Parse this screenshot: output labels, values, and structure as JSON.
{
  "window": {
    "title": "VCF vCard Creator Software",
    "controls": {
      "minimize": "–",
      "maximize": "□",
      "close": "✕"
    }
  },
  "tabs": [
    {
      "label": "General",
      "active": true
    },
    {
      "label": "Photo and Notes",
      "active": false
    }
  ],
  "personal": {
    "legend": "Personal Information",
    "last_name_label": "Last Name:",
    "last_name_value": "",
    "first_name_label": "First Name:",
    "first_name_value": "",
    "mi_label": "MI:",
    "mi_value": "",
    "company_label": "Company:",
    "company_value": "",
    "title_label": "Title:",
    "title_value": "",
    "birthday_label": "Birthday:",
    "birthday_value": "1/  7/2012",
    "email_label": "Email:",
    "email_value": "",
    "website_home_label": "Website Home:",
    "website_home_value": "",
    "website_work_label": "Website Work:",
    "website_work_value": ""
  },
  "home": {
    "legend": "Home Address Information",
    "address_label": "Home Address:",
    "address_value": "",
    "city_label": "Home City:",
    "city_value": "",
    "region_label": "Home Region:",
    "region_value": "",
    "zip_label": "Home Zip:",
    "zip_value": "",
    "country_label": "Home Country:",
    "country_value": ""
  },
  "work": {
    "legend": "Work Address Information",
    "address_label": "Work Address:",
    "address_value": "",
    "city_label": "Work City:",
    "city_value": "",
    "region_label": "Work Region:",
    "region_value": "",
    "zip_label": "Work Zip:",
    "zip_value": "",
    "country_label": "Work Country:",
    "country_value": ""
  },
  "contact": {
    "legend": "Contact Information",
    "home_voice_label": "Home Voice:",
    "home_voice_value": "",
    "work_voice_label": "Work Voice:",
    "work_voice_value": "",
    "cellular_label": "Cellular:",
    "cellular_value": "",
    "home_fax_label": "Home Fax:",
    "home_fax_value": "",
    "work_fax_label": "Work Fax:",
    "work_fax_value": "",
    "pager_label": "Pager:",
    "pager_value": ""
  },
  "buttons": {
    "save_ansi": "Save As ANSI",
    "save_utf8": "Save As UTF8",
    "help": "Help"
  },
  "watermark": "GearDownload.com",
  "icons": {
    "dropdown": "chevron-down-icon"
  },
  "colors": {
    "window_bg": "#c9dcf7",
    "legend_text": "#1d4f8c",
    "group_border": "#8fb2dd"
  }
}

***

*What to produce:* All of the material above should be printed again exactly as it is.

*Finished task:*
Parse this screenshot: output labels, values, and structure as JSON.
{
  "window": {
    "title": "VCF vCard Creator Software",
    "controls": {
      "minimize": "–",
      "maximize": "□",
      "close": "✕"
    }
  },
  "tabs": [
    {
      "label": "General",
      "active": true
    },
    {
      "label": "Photo and Notes",
      "active": false
    }
  ],
  "personal": {
    "legend": "Personal Information",
    "last_name_label": "Last Name:",
    "last_name_value": "",
    "first_name_label": "First Name:",
    "first_name_value": "",
    "mi_label": "MI:",
    "mi_value": "",
    "company_label": "Company:",
    "company_value": "",
    "title_label": "Title:",
    "title_value": "",
    "birthday_label": "Birthday:",
    "birthday_value": "1/  7/2012",
    "email_label": "Email:",
    "email_value": "",
    "website_home_label": "Website Home:",
    "website_home_value": "",
    "website_work_label": "Website Work:",
    "website_work_value": ""
  },
  "home": {
    "legend": "Home Address Information",
    "address_label": "Home Address:",
    "address_value": "",
    "city_label": "Home City:",
    "city_value": "",
    "region_label": "Home Region:",
    "region_value": "",
    "zip_label": "Home Zip:",
    "zip_value": "",
    "country_label": "Home Country:",
    "country_value": ""
  },
  "work": {
    "legend": "Work Address Information",
    "address_label": "Work Address:",
    "address_value": "",
    "city_label": "Work City:",
    "city_value": "",
    "region_label": "Work Region:",
    "region_value": "",
    "zip_label": "Work Zip:",
    "zip_value": "",
    "country_label": "Work Country:",
    "country_value": ""
  },
  "contact": {
    "legend": "Contact Information",
    "home_voice_label": "Home Voice:",
    "home_voice_value": "",
    "work_voice_label": "Work Voice:",
    "work_voice_value": "",
    "cellular_label": "Cellular:",
    "cellular_value": "",
    "home_fax_label": "Home Fax:",
    "home_fax_value": "",
    "work_fax_label": "Work Fax:",
    "work_fax_value": "",
    "pager_label": "Pager:",
    "pager_value": ""
  },
  "buttons": {
    "save_ansi": "Save As ANSI",
    "save_utf8": "Save As UTF8",
    "help": "Help"
  },
  "watermark": "GearDownload.com",
  "icons": {
    "dropdown": "chevron-down-icon"
  },
  "colors": {
    "window_bg": "#c9dcf7",
    "legend_text": "#1d4f8c",
    "group_border": "#8fb2dd"
  }
}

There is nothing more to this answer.